Web lists-archives.com

Re: Relational query question






On 9/29/2015 1:27 PM, Ron Piggott wrote:


On 29/09/15 13:01, Richard Reina wrote:
If I have three simple tables:

mysql> select * from customer;
+----+--------+
| ID | NAME   |
+----+--------+
|  1 | Joey   |
|  2 | Mike   |
|  3 | Kellie |
+----+--------+
3 rows in set (0.00 sec)

mysql> select * from fruit;
+----+---------+
| ID | NAME    |
+----+---------+
|  1 | Apples  |
|  2 | Grapes  |
|  3 | Oranges |
|  4 | Kiwis   |
+----+---------+
4 rows in set (0.00 sec)

mysql> select * from purchases;
+----+---------+----------+
| ID | CUST_ID | FRUIT_ID |
+----+---------+----------+----
|  2 |          3 |           2       |
|  3 |          1 |           4       |
|  4 |          1 |           2       |
|  5 |          2 |           1       |
+----+---------+----------+----

I am having trouble understanding a relational query. How can I select
those fruits that Joey has not purchased?


I think you are going to want to use a "LEFT JOIN" using "purchases" as
the common table to join with a WHERE purchases.FRUIT_ID IS NULL




SELECT f.name
FROM fruit f
LEFT JOIN purchases p
  on f.id = p.fruit_id
INNER JOIN customer c
  on p.cust_id = c.id
  and c.name='Joey'
WHERE c.id IS NULL;

You have to make that "and...Joey" part of the LEFT JOIN to be selective for just "what Joey bought". it is the WHERE c.id IS NULL part that filters out and returns only the stuff that Joey did not buy.
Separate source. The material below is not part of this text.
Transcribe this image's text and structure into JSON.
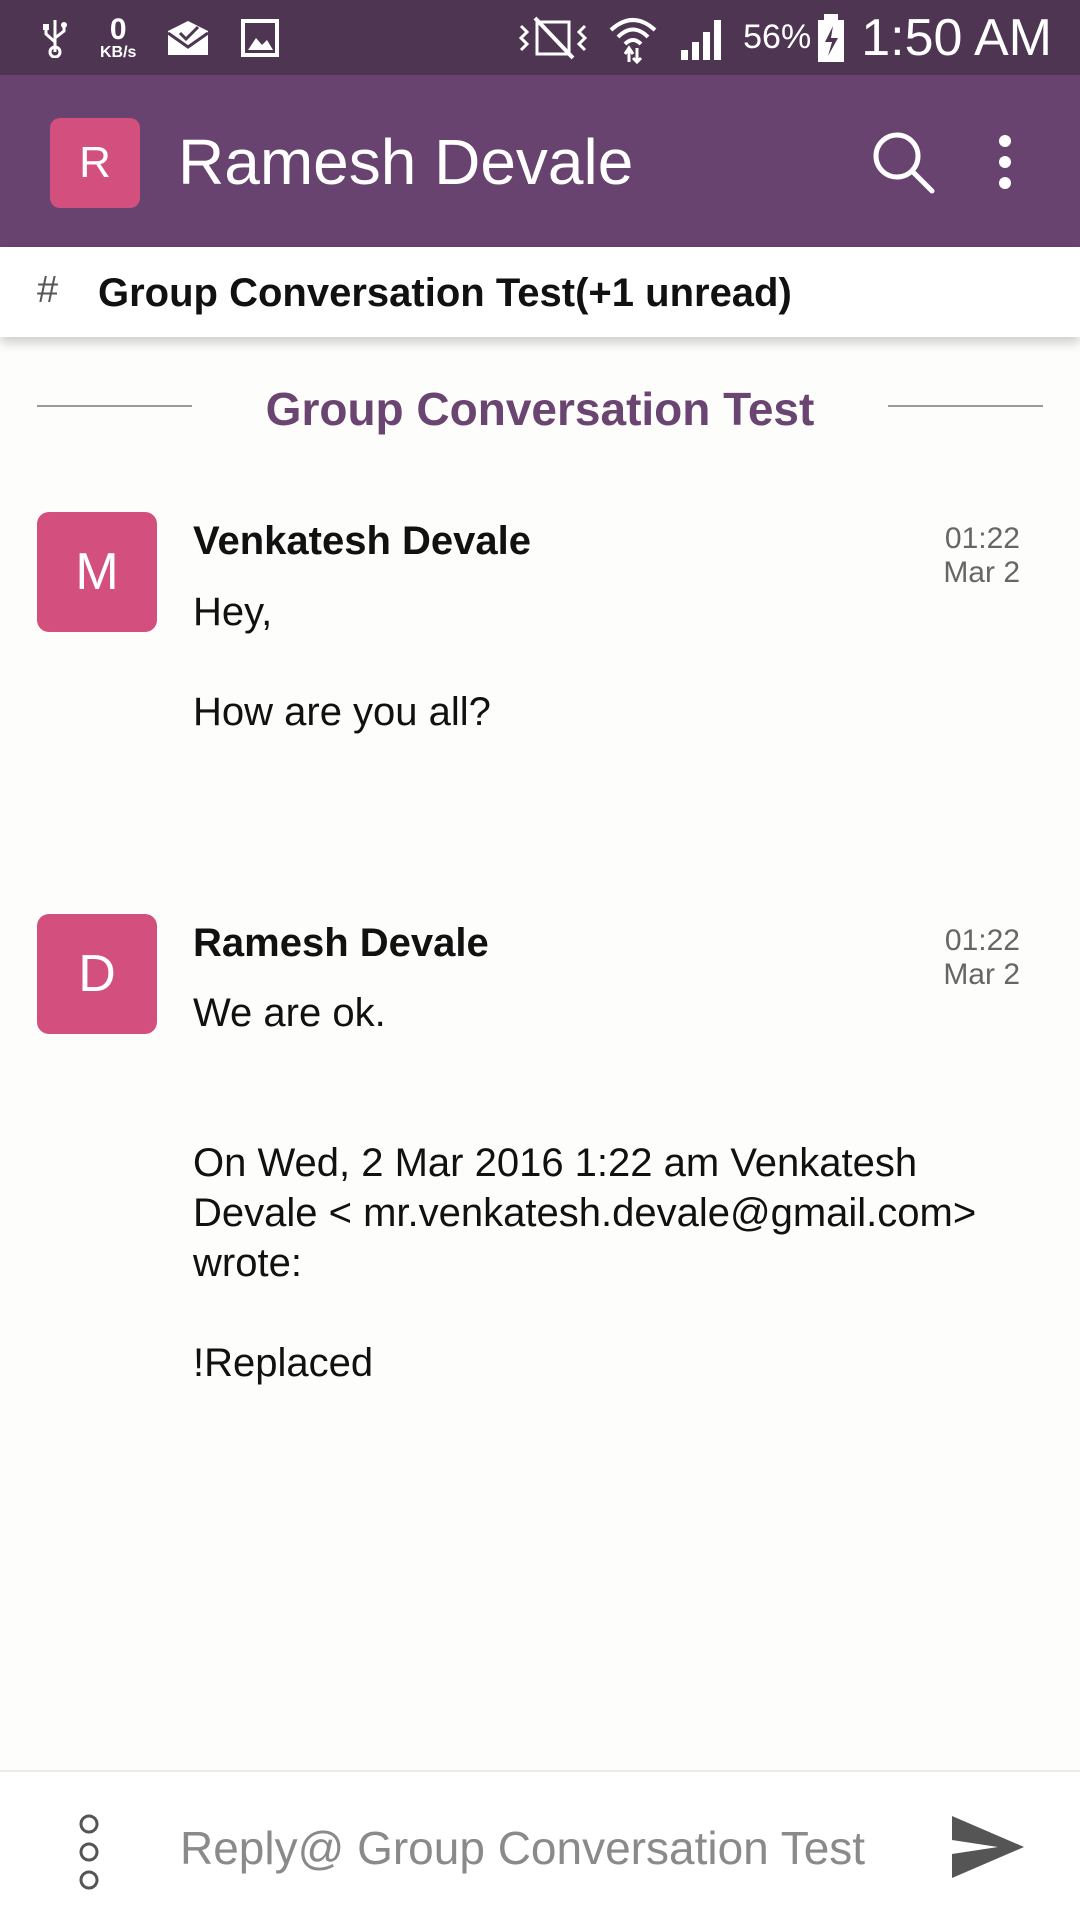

If you put the c.name='Joey' term in the WHERE clause then you force a value to exist at that point of the query turning your LEFT JOIN into INNER JOIN (which would only show you what Joey did buy).

If you put WHERE c.name !='Joey' into the WHERE clause, then you would get the list of fruits that anyone else but Joey had purchased.

To see how this works and to understand the process a little better, expose all 3 layers of the problem as a big matrix (you'll get all 48 row combinations).

SELECT f.id as f_id, f.name, p.id as p_id, p.cust_id, p.fruit_id, c.id as c_id, c.name
FROM fruit f
LEFT JOIN purchases p
  on f.id = p.fruit_id
LEFT JOIN customer c
  on p.cust_id = c.id


From here, look at when the columns are NULL and when they aren't. Then experiment with different conditions. You are almost there. This should push you right to the top of the learning curve.

--
Shawn Green
MySQL Senior Principal Technical Support Engineer
Oracle USA, Inc. - Integrated Cloud Applications & Platform Services
Office: Blountville, TN

Become certified in MySQL! Visit https://www.mysql.com/certification/ for details.

--
MySQL General Mailing List
For list archives: http://lists.mysql.com/mysql
To unsubscribe:    http://lists.mysql.com/mysql